TASK REQUIREMENTS: Make an exact copy of all the data, pictures excluded.

-- Opening Marker --

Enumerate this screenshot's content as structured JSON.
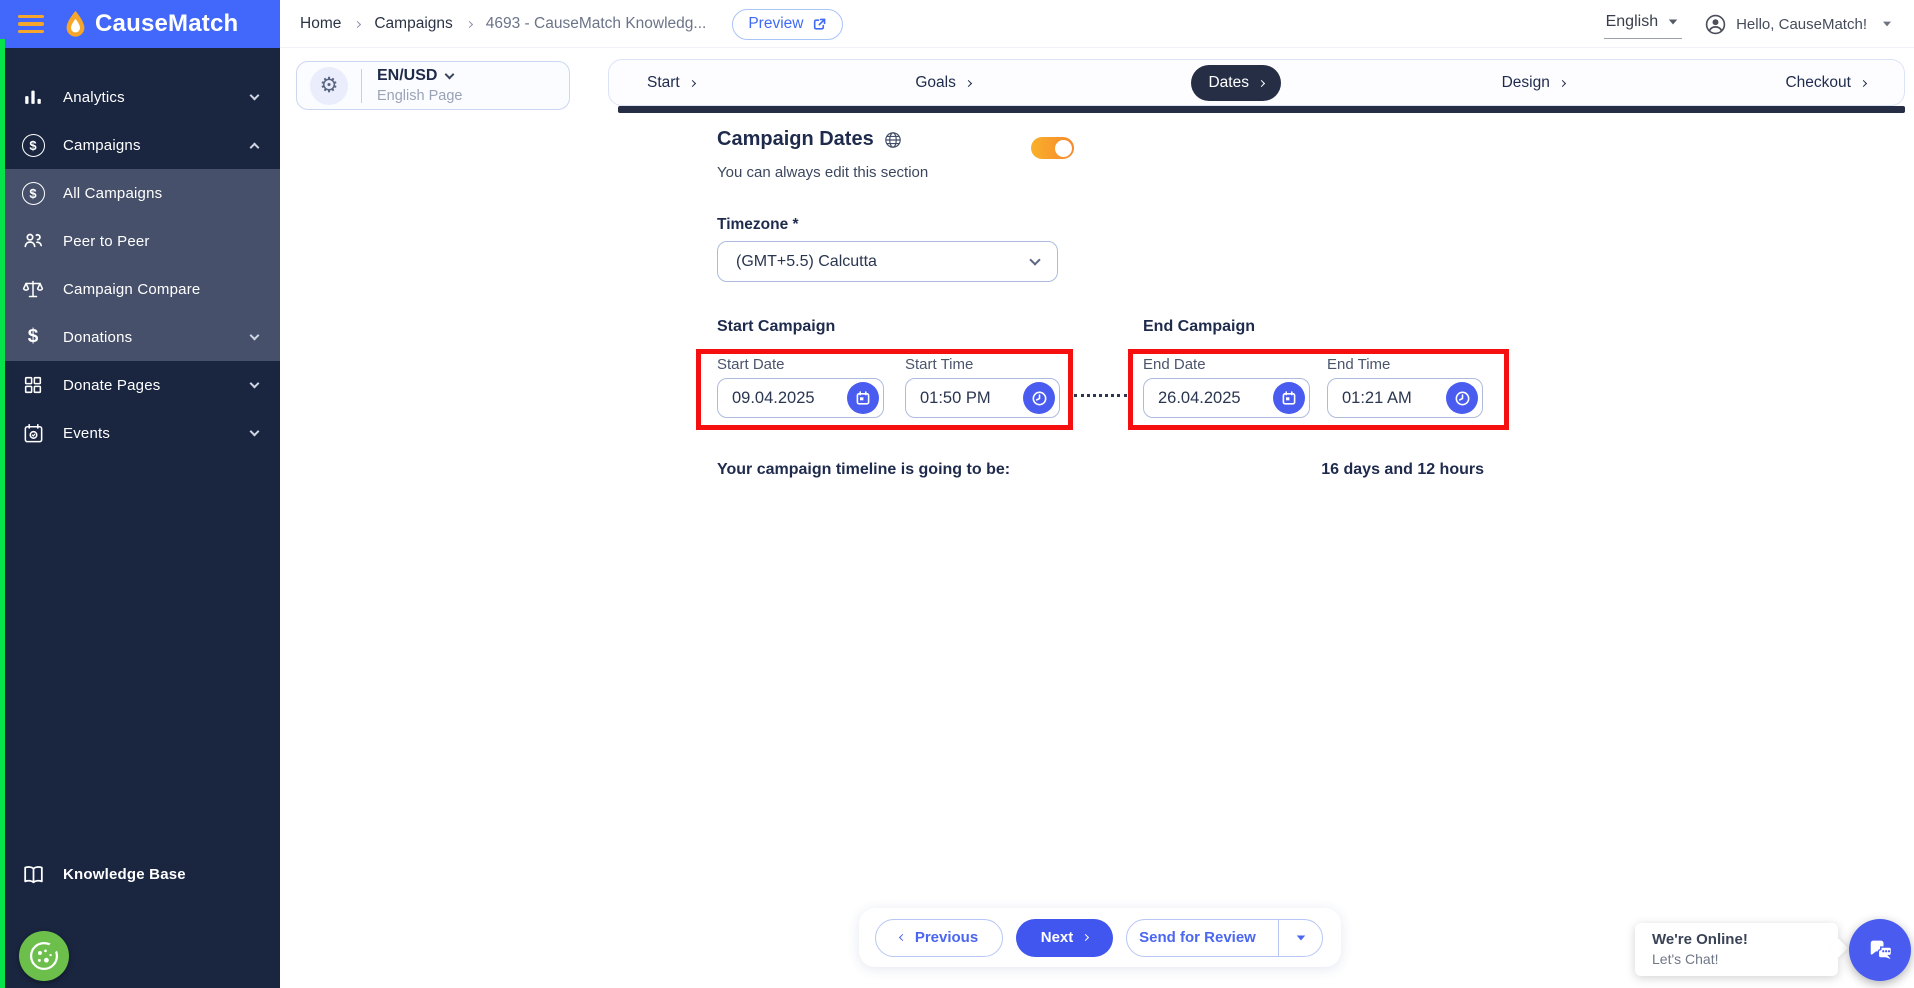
{
  "header": {
    "brand": "CauseMatch",
    "breadcrumb": {
      "home": "Home",
      "campaigns": "Campaigns",
      "campaign_name": "4693  -  CauseMatch Knowledg..."
    },
    "preview_label": "Preview",
    "language": "English",
    "greeting": "Hello, CauseMatch!"
  },
  "locale_switcher": {
    "value": "EN/USD",
    "subtitle": "English Page"
  },
  "stepper": {
    "active": "Dates",
    "items": [
      {
        "label": "Start"
      },
      {
        "label": "Goals"
      },
      {
        "label": "Dates"
      },
      {
        "label": "Design"
      },
      {
        "label": "Checkout"
      }
    ]
  },
  "sidebar": {
    "items": [
      {
        "label": "Analytics",
        "icon": "bar-chart-icon",
        "chevron": "down"
      },
      {
        "label": "Campaigns",
        "icon": "dollar-circle-icon",
        "chevron": "up"
      },
      {
        "label": "All Campaigns",
        "icon": "dollar-circle-icon"
      },
      {
        "label": "Peer to Peer",
        "icon": "people-icon"
      },
      {
        "label": "Campaign Compare",
        "icon": "scale-icon"
      },
      {
        "label": "Donations",
        "icon": "dollar-icon",
        "chevron": "down"
      },
      {
        "label": "Donate Pages",
        "icon": "grid-icon",
        "chevron": "down"
      },
      {
        "label": "Events",
        "icon": "calendar-icon",
        "chevron": "down"
      }
    ],
    "knowledge_base_label": "Knowledge Base"
  },
  "dates_form": {
    "section_title": "Campaign Dates",
    "section_subtitle": "You can always edit this section",
    "toggle_state": "on",
    "timezone_label": "Timezone *",
    "timezone_value": "(GMT+5.5) Calcutta",
    "start_campaign_title": "Start Campaign",
    "end_campaign_title": "End Campaign",
    "start_date_label": "Start Date",
    "start_date_value": "09.04.2025",
    "start_time_label": "Start Time",
    "start_time_value": "01:50 PM",
    "end_date_label": "End Date",
    "end_date_value": "26.04.2025",
    "end_time_label": "End Time",
    "end_time_value": "01:21 AM",
    "timeline_label": "Your campaign timeline is going to be:",
    "timeline_value": "16 days and 12 hours"
  },
  "footer_nav": {
    "previous_label": "Previous",
    "next_label": "Next",
    "send_for_review_label": "Send for Review"
  },
  "chat_widget": {
    "status": "We're Online!",
    "cta": "Let's Chat!"
  },
  "colors": {
    "header_blue": "#4168fa",
    "sidebar_navy": "#1a2540",
    "sidebar_submenu": "#46506a",
    "accent_blue": "#4a5cf0",
    "step_dark": "#252e45",
    "highlight_red": "#f5100f",
    "toggle_orange": "#f79a2b",
    "edge_green": "#07e34b",
    "cookie_green": "#6bbf4a"
  }
}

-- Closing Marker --

EXERCISE SOLUTION:
Enumerate this screenshot's content as structured JSON.
{
  "header": {
    "brand": "CauseMatch",
    "breadcrumb": {
      "home": "Home",
      "campaigns": "Campaigns",
      "campaign_name": "4693  -  CauseMatch Knowledg..."
    },
    "preview_label": "Preview",
    "language": "English",
    "greeting": "Hello, CauseMatch!"
  },
  "locale_switcher": {
    "value": "EN/USD",
    "subtitle": "English Page"
  },
  "stepper": {
    "active": "Dates",
    "items": [
      {
        "label": "Start"
      },
      {
        "label": "Goals"
      },
      {
        "label": "Dates"
      },
      {
        "label": "Design"
      },
      {
        "label": "Checkout"
      }
    ]
  },
  "sidebar": {
    "items": [
      {
        "label": "Analytics",
        "icon": "bar-chart-icon",
        "chevron": "down"
      },
      {
        "label": "Campaigns",
        "icon": "dollar-circle-icon",
        "chevron": "up"
      },
      {
        "label": "All Campaigns",
        "icon": "dollar-circle-icon"
      },
      {
        "label": "Peer to Peer",
        "icon": "people-icon"
      },
      {
        "label": "Campaign Compare",
        "icon": "scale-icon"
      },
      {
        "label": "Donations",
        "icon": "dollar-icon",
        "chevron": "down"
      },
      {
        "label": "Donate Pages",
        "icon": "grid-icon",
        "chevron": "down"
      },
      {
        "label": "Events",
        "icon": "calendar-icon",
        "chevron": "down"
      }
    ],
    "knowledge_base_label": "Knowledge Base"
  },
  "dates_form": {
    "section_title": "Campaign Dates",
    "section_subtitle": "You can always edit this section",
    "toggle_state": "on",
    "timezone_label": "Timezone *",
    "timezone_value": "(GMT+5.5) Calcutta",
    "start_campaign_title": "Start Campaign",
    "end_campaign_title": "End Campaign",
    "start_date_label": "Start Date",
    "start_date_value": "09.04.2025",
    "start_time_label": "Start Time",
    "start_time_value": "01:50 PM",
    "end_date_label": "End Date",
    "end_date_value": "26.04.2025",
    "end_time_label": "End Time",
    "end_time_value": "01:21 AM",
    "timeline_label": "Your campaign timeline is going to be:",
    "timeline_value": "16 days and 12 hours"
  },
  "footer_nav": {
    "previous_label": "Previous",
    "next_label": "Next",
    "send_for_review_label": "Send for Review"
  },
  "chat_widget": {
    "status": "We're Online!",
    "cta": "Let's Chat!"
  },
  "colors": {
    "header_blue": "#4168fa",
    "sidebar_navy": "#1a2540",
    "sidebar_submenu": "#46506a",
    "accent_blue": "#4a5cf0",
    "step_dark": "#252e45",
    "highlight_red": "#f5100f",
    "toggle_orange": "#f79a2b",
    "edge_green": "#07e34b",
    "cookie_green": "#6bbf4a"
  }
}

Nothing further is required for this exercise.